Too often, instructors get caught up in seeing forums as a quantitative measure of how much a student has learned, gauging understanding by replying with prompts that are, frankly, as boring or as tedious as some of the material students have been asked to read.
These conversations between students have more depth and more personality because they are creating, building, having fun and interacting. They are not just replying to a prompt. They are using their imaginations. The process brings an energy and passion that engages them.
Linda Silva writes, “One of the best ways to get students more involved is by offering prompts that enable students to use their own previous education— and prod them to use their imagination.”

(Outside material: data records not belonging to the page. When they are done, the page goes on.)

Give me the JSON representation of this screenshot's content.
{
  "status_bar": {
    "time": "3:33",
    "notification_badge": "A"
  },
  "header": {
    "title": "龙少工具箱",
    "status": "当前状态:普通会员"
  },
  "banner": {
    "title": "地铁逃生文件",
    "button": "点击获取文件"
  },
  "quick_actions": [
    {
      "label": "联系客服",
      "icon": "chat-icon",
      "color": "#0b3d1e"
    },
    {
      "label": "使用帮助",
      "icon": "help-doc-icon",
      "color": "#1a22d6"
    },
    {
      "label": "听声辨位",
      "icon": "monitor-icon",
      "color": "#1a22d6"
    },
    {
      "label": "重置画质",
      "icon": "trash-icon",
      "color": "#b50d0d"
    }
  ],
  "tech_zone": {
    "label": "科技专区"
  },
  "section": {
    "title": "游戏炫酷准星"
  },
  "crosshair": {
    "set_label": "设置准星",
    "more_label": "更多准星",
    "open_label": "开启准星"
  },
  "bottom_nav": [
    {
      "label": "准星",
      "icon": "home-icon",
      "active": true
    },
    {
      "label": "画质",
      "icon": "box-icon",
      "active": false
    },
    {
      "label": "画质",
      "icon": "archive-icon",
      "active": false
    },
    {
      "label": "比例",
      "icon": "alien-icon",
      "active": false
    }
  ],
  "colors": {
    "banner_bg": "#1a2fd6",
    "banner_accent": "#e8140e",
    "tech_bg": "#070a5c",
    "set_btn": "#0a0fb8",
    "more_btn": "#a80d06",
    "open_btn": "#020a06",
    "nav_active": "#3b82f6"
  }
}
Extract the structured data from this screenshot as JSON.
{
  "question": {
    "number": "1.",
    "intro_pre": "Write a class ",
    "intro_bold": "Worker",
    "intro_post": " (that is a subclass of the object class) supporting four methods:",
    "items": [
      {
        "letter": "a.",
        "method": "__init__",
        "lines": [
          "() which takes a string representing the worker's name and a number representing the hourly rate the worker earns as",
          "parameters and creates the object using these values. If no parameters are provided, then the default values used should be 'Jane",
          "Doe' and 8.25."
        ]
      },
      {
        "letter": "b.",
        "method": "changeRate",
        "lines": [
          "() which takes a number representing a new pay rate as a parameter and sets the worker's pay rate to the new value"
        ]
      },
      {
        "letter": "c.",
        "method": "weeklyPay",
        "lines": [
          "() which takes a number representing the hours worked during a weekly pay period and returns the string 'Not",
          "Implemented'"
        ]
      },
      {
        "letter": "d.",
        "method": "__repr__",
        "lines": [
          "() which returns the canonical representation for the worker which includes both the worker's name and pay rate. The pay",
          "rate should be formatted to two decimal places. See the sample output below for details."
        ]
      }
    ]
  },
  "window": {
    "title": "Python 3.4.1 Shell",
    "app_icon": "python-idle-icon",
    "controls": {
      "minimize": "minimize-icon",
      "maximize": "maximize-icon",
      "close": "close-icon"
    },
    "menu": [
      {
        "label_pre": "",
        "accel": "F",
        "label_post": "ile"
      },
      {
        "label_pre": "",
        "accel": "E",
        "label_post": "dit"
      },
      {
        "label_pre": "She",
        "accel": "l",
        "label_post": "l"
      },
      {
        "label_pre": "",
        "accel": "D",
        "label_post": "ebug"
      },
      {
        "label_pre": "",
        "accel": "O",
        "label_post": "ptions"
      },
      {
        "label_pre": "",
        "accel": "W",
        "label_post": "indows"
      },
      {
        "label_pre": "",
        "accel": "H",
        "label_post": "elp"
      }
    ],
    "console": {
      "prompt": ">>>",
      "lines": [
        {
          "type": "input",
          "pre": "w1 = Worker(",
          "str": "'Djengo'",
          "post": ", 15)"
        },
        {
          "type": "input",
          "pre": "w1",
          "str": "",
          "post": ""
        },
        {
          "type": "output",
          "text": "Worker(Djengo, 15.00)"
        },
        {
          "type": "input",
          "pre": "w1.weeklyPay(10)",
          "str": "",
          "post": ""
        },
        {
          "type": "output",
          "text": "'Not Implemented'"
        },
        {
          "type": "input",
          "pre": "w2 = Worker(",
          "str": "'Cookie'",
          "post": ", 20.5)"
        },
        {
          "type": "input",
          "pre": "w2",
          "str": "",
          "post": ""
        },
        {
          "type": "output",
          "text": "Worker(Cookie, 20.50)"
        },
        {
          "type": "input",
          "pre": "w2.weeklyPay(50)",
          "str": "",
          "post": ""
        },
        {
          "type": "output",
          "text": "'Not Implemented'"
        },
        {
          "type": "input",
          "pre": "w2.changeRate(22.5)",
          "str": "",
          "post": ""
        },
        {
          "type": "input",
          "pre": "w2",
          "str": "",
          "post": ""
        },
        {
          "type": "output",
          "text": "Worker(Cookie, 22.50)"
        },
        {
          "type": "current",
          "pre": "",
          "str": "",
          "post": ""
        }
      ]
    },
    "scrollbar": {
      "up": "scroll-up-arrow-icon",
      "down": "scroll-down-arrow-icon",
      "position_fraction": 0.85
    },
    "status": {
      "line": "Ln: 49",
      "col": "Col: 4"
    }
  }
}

I’ve used a version of this idea in my professional development classes for years. I always encourage ‘teaching stories”. This is a way to help teachers see the connections between the course content and their own teaching environments. It also encourages story telling which is a very powerful way to synthesize ideas, not to mention very interesting to read (listen) to.